Significant proportions of Americans believe that LGBTQ people are treated worse than non-LGBTQ people at work and school, and by law enforcement and healthcare providers, according to a new study by the Williams Institute at UCLA School of Law.
Using data from a survey by Ipsos in collaboration with Thomson Reuters and the Williams Institute, researchers find an estimated 6% of employees are LGBT. More than 45% of all employees (both LGBT and non-LGBT) report hearing anti-LGBT remarks in the workplace and almost one in four (24%) employees report that LGBTQ people are treated unfairly in the workplace.
The survey examined perceptions of LGBTQ discrimination in various settings among employees who work in the private sector and those who work at all levels of government. The study also assessed the attitudes of all Americans toward non-discrimination protections for LGBTQ people. Approximately one-third of all Americans (35%) think that LGBTQ people are treated worse than non-LGBTQ people in schools and one-quarter believe LGBTQ people are treated worse by law enforcement.
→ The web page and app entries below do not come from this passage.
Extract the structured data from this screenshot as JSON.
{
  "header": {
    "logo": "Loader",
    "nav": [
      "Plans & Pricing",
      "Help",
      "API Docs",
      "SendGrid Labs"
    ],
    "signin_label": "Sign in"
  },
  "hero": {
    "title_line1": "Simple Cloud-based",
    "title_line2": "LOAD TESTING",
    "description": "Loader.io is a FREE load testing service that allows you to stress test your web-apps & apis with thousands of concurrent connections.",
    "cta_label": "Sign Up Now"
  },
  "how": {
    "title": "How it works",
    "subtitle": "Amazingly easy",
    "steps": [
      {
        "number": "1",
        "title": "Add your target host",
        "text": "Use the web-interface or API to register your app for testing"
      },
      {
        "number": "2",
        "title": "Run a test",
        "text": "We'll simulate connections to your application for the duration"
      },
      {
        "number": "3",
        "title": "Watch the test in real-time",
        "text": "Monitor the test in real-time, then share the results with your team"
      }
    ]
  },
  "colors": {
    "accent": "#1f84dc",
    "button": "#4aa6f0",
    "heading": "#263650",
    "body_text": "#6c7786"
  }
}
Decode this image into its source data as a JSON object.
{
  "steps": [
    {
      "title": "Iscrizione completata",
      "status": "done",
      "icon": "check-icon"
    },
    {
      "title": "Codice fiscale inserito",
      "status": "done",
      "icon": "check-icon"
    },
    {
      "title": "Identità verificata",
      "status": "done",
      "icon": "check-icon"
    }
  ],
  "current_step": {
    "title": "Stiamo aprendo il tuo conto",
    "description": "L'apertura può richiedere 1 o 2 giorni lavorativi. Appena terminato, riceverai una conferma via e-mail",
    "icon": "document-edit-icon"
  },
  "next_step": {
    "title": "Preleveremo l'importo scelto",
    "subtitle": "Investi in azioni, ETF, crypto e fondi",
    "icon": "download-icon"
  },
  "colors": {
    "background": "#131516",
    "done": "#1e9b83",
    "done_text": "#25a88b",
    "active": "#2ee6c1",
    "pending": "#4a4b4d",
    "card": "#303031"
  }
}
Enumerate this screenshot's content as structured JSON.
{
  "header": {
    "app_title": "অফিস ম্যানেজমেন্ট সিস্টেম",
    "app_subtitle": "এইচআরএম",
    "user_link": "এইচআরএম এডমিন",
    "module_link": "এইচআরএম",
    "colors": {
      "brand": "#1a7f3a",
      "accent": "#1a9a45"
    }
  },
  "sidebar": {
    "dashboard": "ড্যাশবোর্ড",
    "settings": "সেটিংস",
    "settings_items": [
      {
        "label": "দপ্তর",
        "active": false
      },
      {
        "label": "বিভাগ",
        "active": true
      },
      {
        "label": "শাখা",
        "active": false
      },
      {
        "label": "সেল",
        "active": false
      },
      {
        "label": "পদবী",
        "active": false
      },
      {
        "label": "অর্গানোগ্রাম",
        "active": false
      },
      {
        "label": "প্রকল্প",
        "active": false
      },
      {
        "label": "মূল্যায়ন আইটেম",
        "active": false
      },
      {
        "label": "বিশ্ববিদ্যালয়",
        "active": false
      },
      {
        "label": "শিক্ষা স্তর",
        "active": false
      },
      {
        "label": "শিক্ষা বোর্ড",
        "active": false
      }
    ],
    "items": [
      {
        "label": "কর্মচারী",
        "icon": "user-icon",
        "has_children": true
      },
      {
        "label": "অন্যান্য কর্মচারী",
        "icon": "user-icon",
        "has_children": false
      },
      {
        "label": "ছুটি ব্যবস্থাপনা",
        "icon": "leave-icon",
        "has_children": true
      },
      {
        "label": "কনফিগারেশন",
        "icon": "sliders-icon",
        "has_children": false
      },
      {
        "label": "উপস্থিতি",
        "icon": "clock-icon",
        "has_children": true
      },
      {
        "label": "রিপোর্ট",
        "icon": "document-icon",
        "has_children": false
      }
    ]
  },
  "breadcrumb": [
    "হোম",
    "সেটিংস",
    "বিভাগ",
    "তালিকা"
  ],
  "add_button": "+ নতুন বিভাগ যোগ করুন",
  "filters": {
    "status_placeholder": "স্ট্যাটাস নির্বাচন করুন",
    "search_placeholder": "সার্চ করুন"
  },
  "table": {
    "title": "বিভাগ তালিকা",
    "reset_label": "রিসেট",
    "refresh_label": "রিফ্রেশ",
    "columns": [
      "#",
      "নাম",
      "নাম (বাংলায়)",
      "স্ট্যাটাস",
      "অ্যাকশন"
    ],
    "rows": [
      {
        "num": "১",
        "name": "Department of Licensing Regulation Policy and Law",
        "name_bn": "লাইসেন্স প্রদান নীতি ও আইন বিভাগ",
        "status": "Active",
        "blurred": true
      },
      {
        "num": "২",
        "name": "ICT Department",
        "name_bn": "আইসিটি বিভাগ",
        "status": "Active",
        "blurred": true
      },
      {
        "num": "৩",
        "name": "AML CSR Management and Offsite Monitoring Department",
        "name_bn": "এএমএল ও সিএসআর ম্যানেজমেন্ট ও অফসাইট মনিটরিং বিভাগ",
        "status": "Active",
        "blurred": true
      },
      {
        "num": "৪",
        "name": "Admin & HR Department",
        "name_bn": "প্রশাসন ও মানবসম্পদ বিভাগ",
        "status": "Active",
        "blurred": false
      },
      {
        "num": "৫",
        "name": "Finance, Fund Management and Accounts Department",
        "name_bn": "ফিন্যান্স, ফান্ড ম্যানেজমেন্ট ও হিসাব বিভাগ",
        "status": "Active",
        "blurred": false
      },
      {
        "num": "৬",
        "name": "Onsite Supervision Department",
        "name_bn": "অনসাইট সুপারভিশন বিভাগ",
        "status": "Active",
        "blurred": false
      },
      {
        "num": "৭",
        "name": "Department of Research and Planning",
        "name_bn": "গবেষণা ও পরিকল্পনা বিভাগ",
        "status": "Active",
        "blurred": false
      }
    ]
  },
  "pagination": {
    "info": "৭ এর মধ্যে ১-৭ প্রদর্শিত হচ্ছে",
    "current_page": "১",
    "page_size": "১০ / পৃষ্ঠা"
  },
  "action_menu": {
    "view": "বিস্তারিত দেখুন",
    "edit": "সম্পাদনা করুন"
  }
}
“Many employees report hearing anti-LGBT remarks at work and say that their LGBTQ co-workers face unfair treatment,” said lead author Brad Sears, Founding Executive Director at the Williams Institute. “Perceptions of discrimination against LGBTQ people are consistent across private and public sector workforces.”
The Williams Institute at UCLA School of Law, a think tank on sexual orientation and gender identity law and public policy, is dedicated to conducting rigorous, independent research with real-world relevance.